Professor Borjas' research confirms that those social and economic factors that affect the housing markets decisions of native-born households are significant for immigrants as well. On the demand side of the market, like native-born households, homeownership increases as the income and educational levels of immigrants rise. He also finds albeit indirectly that market factors such as housing prices and the structure of the housing stock also matter, as the traditional housing literature would suggest. Nonetheless, the research results show that such traditional influences explain only part of the lower homeownership rate among the immigrant population.
A key finding of the study is the emergence of two factors in explaining homeownership rates among immigrant households: national origin and the presence of fellow countryman and women in the areas in which immigrants choose to locate. Since the preferences for how much one spends on housing and on the importance of owning varies widely in other countries, the fact that the taste for home ownership varies among immigrants of different nationalities is not surprising.

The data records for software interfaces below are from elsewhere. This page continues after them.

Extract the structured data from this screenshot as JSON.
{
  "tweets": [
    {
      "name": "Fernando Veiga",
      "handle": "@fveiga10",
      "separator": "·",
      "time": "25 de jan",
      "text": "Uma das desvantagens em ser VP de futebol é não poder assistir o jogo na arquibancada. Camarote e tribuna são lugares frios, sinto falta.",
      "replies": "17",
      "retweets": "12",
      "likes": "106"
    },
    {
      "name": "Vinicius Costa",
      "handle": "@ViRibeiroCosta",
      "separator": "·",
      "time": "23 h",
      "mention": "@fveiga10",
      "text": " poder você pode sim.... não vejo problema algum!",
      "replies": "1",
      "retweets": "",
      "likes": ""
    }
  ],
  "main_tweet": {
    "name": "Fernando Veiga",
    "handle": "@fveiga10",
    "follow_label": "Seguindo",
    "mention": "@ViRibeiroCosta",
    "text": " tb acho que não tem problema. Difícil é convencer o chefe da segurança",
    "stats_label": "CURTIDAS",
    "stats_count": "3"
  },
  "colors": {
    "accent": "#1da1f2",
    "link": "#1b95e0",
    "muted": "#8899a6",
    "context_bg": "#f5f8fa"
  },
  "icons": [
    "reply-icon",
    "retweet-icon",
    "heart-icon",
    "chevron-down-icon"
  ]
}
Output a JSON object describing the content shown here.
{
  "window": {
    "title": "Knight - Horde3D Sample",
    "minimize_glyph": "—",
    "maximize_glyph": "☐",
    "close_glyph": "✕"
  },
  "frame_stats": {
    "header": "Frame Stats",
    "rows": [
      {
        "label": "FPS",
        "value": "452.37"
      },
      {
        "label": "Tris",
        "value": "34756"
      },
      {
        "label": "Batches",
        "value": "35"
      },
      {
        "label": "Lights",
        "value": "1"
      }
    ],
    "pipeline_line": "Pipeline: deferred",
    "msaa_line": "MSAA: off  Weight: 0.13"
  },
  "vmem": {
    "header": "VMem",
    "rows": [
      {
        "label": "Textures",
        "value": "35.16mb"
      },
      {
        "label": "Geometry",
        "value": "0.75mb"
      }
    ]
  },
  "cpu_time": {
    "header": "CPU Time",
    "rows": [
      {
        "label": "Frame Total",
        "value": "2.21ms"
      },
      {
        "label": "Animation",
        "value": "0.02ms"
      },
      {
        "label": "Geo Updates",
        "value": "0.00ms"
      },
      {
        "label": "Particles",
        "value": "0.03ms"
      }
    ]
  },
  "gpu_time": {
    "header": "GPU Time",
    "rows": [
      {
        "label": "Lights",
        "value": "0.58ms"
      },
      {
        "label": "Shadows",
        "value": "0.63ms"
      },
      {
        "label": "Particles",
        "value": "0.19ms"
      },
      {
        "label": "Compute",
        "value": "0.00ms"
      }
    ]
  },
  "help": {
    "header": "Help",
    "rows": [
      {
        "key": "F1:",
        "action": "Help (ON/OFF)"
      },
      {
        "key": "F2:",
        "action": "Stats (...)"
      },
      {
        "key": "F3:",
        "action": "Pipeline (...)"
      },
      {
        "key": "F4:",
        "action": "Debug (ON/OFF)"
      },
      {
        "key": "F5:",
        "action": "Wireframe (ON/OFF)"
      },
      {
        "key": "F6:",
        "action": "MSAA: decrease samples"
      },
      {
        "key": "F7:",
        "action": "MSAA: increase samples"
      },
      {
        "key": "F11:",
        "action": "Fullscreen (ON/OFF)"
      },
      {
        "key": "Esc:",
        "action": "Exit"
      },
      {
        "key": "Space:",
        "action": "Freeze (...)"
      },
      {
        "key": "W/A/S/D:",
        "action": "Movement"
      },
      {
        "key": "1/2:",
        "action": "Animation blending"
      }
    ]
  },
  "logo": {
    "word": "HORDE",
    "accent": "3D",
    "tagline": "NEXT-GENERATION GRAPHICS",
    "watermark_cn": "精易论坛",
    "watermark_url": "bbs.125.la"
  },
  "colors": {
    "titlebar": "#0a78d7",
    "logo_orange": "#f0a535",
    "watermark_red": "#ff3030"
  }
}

This is more than an issue of lifestyles, although that likely is an important matter. As Americans who go abroad to discuss how our housing and mortgage markets work soon find out, many countries have very different legal and institutional arrangements with respect to the ownership of real property and lending on such collateral. For instance, notions of legal title and of problem loan remediation through foreclosure often differ widely from the American experience. Thus, it is not surprising that many immigrants would view the housing decision to rent or buy differently from native-born Americans.
Professor Borjas also found that locating in a metropolitan area that already had a large concentration of immigrant household of the same nationality significantly increased the probability that an immigrant household would become a homeowner. Having others who have experienced both worlds and can help the new immigrant is likely to be a big positive. Also, local participants from the sell side of the market will have had experience in dealing with those differences.
The importance of national origin and of ethnic concentration have clear implications for both to business practice and policy formation. The empirical importance of such differences in explaining homeownership rates, after taking account of socioeconomic variables, suggests marketing opportunities for both providers of rental housing and those producing and financing ownership units. However, the unique challenges and opportunities to meeting the housing needs of immigrant households must be studied and understood. To successfully reach the potential immigrant homebuyer or mortgage borrower, a business will either have to tap into the support system provided by the existing local immigrant community or emulate the education and support that community provides to immigrants through outreach programs.
For government policy makers, the lessons are equally clear. To achieve the goal of increasing overall homeownership rates, it is essential to increase opportunities among those groups with well below average access to homeownership. This paper demonstrates that immigrants are such a target group and successful policies are likely to be ones that are based on those factors that their peers are providing which positively affect homeownership among immigrants. The next research step that would be helpful in this regard is a study of just how immigrants interact with their local communities in making their housing and mortgage finance decisions.